Regulators said on Thursday that the video was likely to face censorship in France.
“It shows images whose violence is immeasurable, and there's enough of this kind of violence already” Françoise Laborde, from the Conseil supérieur de l’audiovisuel (CSA) told Europe 1 radio.
“Death is not stylish. Violence is not stylish. Torture is not stylish,” Laborde added, describing herself as 'outraged.'
“Since it is extremely violent, it can’t be broadcast on satellite TV. At a minimum, it should be banned for anyone under 16 years of age, and maybe even 18,” she said.
The six-minute video for ‘College Boy’ features black-and-white, slow-motion scenes from the troubled school day and unhappy home life of a bullied teenage boy.
The video shows him having paper and a basketball thrown at his face, and moody, stylistic shots of him looking upset.
However, the second half quickly descends into a disturbing cycle of violence and torture at the hands of a group of schoolyard bullies.
The video shows graphic images of the boy being thrown down a set of stairs, punched and kicked, urinated on and then nailed to a cross wrapped in fairy lights before bring shot.
All the while, fellow pupils are shown capturing the scene on their mobile phones.
Despite such imagery, those responsible for the video reject suggestions it will lead to copycat incidents in real life.
“To say that this encourages violence is completely stupid,” the video’s Canadian director, Xavier Dolan, told French daily Le Parisien on Thursday.
“Is it really any more violent than the movies that are constantly appearing on our screens?” he added.
Dolan reacted angrily to the prospect of the video being banned during daytime hours on music channels in France, .
“That really bothers me. On these kind of channels you see situations that are racist, violent and degrading – particularly to women.
“So it seems absurd to me that this video should be censored," he added.
While French regulators may be shocked by the video, Dolan and Indochine have received significant support from French users of social networks. Radio and TV host Emilie Mazoyer summed up the view of many Twitter users, saying:
"Some people find Indochine's music video 'violent.' Yes, it does turn your stomach for six minutes. But bullied students go through that 300 days a year. Imagine that."
Certains trouvent le clip d'Indochine "violent". Oui, il retourne le bide en 6 min. Les élèves harcelés vivent cela 300 jours/an. Imaginez.— Emilie Mazoyer (@EmilieRadioFr) May 2, 2013

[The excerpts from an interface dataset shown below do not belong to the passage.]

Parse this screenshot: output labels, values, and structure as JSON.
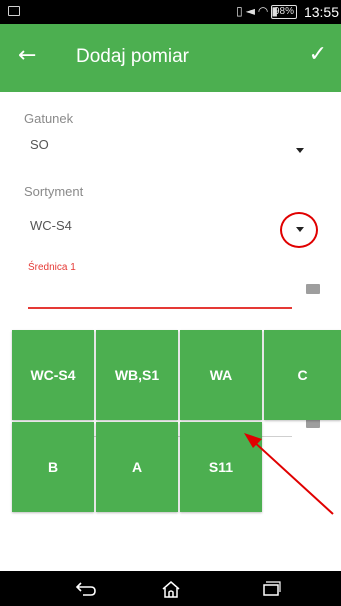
{
  "status_bar": {
    "icons": [
      "vibrate-icon",
      "mute-icon",
      "wifi-icon",
      "signal-icon"
    ],
    "battery": "98%",
    "time": "13:55"
  },
  "app_bar": {
    "title": "Dodaj pomiar",
    "back_icon": "arrow-back-icon",
    "confirm_icon": "check-icon",
    "color": "#4caf50"
  },
  "form": {
    "gatunek": {
      "label": "Gatunek",
      "value": "SO"
    },
    "sortyment": {
      "label": "Sortyment",
      "value": "WC-S4"
    },
    "srednica": {
      "label": "Średnica 1",
      "value": ""
    }
  },
  "options": [
    {
      "label": "WC-S4"
    },
    {
      "label": "WB,S1"
    },
    {
      "label": "WA"
    },
    {
      "label": "C"
    },
    {
      "label": "B"
    },
    {
      "label": "A"
    },
    {
      "label": "S11"
    }
  ],
  "annotation_colors": {
    "circle": "#e00000",
    "arrow": "#e00000",
    "accent": "#4caf50",
    "error": "#e53935"
  }
}
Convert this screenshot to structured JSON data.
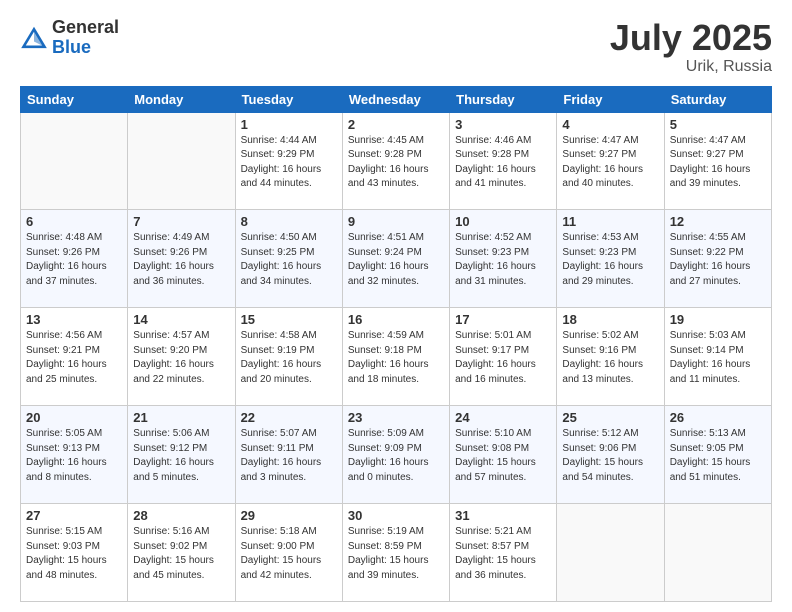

Judge for yourself by watching the video. Warning: The clip features content
that some viewers might find highly disturbing and offensive.